Where you read it first | Thursday, April 18, 2024

Davis shop Nellie’s Wildflowers flourishes amidst economic climate change

Flower arrangements in Nellie's Wildflowers pictured in September 2010.

If one were to ask the average Somerville resident under 40 to describe Davis Square, words like “trendy,” “busy” and “expensive” would be used before anything else. Although there’s no contesting the neighborhood's current status as certifiably hip, 59-year-old Joyce McKenzie of Nellie’s Wildflowers remembers a not-so-distant time when the local business landscape was dramatically different. When seeking a storefront for her flower shop, which opened its doors in April 1990, the Somerville native chose the inconspicuous spot at 72 Holland St. simply because rent was cheap.

“When we opened here, it was a very depressed area,” McKenzie said. “Davis Square was not even close to what it is now. Most of the small businesses were actually closing and moving out.”

Loretta Hight, another Somerville native and six-year employee of Nellie’s, chimed in, “All there was in the square was the movie theater!”

Located just past the Davis Square entrance to the Red Line, opposite the street from Dave’s Fresh Pasta, the Nellie’s Wildflowers of today offers loose-cut bouquets starting at $5 up to large arrangements for weddings and funerals that approach $400. McKenzie hand-picks her flowers from markets in Boston and Chelsea, and in summers has them sourced directly from Halstead Farm in Fitchburg, Mass. The store even offers delivery for arrangements over $50 and is an altogether affordable option for most looking to buy flowers in the area. But offering fresh bouquets at a reasonable price isn’t enough to keep the doors open, not in 2018.

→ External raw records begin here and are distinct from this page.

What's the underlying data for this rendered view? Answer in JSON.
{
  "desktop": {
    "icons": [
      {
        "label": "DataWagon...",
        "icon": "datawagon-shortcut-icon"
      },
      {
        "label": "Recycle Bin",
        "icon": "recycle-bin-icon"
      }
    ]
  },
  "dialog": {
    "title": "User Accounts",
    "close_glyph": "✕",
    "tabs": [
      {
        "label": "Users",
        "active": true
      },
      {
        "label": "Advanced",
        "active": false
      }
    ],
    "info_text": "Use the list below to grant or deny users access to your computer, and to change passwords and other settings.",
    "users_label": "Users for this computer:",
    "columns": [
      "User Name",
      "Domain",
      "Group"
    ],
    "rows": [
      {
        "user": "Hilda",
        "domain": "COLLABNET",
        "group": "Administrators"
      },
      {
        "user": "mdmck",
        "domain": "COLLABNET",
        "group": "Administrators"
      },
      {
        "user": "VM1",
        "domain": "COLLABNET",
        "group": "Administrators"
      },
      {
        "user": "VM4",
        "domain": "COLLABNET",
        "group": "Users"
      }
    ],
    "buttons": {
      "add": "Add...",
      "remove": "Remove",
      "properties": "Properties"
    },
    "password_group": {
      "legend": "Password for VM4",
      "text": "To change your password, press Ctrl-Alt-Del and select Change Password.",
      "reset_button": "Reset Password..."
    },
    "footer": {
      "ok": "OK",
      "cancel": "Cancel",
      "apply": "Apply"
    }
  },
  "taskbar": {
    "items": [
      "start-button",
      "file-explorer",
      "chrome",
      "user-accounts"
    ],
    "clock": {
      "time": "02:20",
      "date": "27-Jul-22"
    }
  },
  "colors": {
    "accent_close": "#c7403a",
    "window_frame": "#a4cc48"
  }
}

“Flower shops are closing more often than they’re opening," McKenzie said. "The whole landscape has changed because of the internet.”

As the demographics of those who live and work around the flower shop have gotten wealthier, younger and busier in its 28 years, the internet and the rise of e-commerce have also made it more challenging to attract customers. When sites like FTD, 1-800 Flowers and Bouqs can promise next-day delivery on last-minute bouquets for anniversaries and holidays, how can a three-employee shop like Nellie’s compete?

It comes down to good-old-fashioned customer service.

Named in honor of McKenzie’s late maternal grandmother, a Scottish immigrant with a green thumb and an eye for design, Nellie’s promises this sense of family and history from the moment a customer walks through their door. McKenzie takes pains to learn every regular customer’s name, even though the shop receives a tremendous amount of foot traffic from commuters and sees new visitors almost daily. She prides herself on building relationships with her customers, and she’ll stop what she’s doing to arrange a $5 bouquet for someone who doesn’t know a peony from a daffodil.

The Nellie’s Wildflowers Facebook page, with its perfect five-star average rating, is a microcosm of this warm, familial ecosystem. There, customers new and old gush about their love for McKenzie, her staff and their work.

“If you are looking for something unique and beautiful, Joyce is the person you want to contact,” one reviewer exclaimed.

Another, Salem State University graduate student Yasi Abdolmohammadi, explained that she used to live in Davis Square and would regularly bring her own Mason jar in for a small bouquet. She still travels back on occasion, just to visit McKenzie and pick up some flowers.

“The staff is so pleasant, and the environment is so welcoming," Abdolmohammadi told the Daily in an email. "My visits to Nellie’s are what I miss the most about living in Davis."

McKenzie feels that this face-to-face quality is what gives Nellie’s an edge over huge e-commerce flower sites.

We can’t compete with online purveyors, we just can’t,” she said. “We need to be all about the service.”

According to Hight, the positive relationships they've built at Nellie’s go beyond those with individuals, and extend to other local businesses like George L. Doherty’s Funeral Service. In order to accommodate the large number of walk-in visitors and “interruptions” to a day of arranging, Nellie’s has scaled back their arrangements for events and private functions, but Doherty’s continues to act like a partner, recommending Nellie’s to those mourning loved ones.

With fewer flower shops in Davis now than in the early days of Nellie’s business, local competition is not a major concern to McKenzie. Rather, other flower and gift shops in the area have also built reciprocal relationships with Nellie’s, with each recommending business to the other depending on a customer’s needs.

“We know the girls in the square that have gift shops and great cards,” Hight explained. “It’s a great community, so we try to send business to each other. There are a lot of small, women-owned businesses that have supported us, and we want to do the same.”

McKenzie, a nursing college dropout, doesn’t regret any part of the journey that brought her to Nellie’s.

“You’re not going to make a million dollars, but it’s a love,” she said. “I’ve been doing this for over 30 years, and I still love what I do. That makes me happy.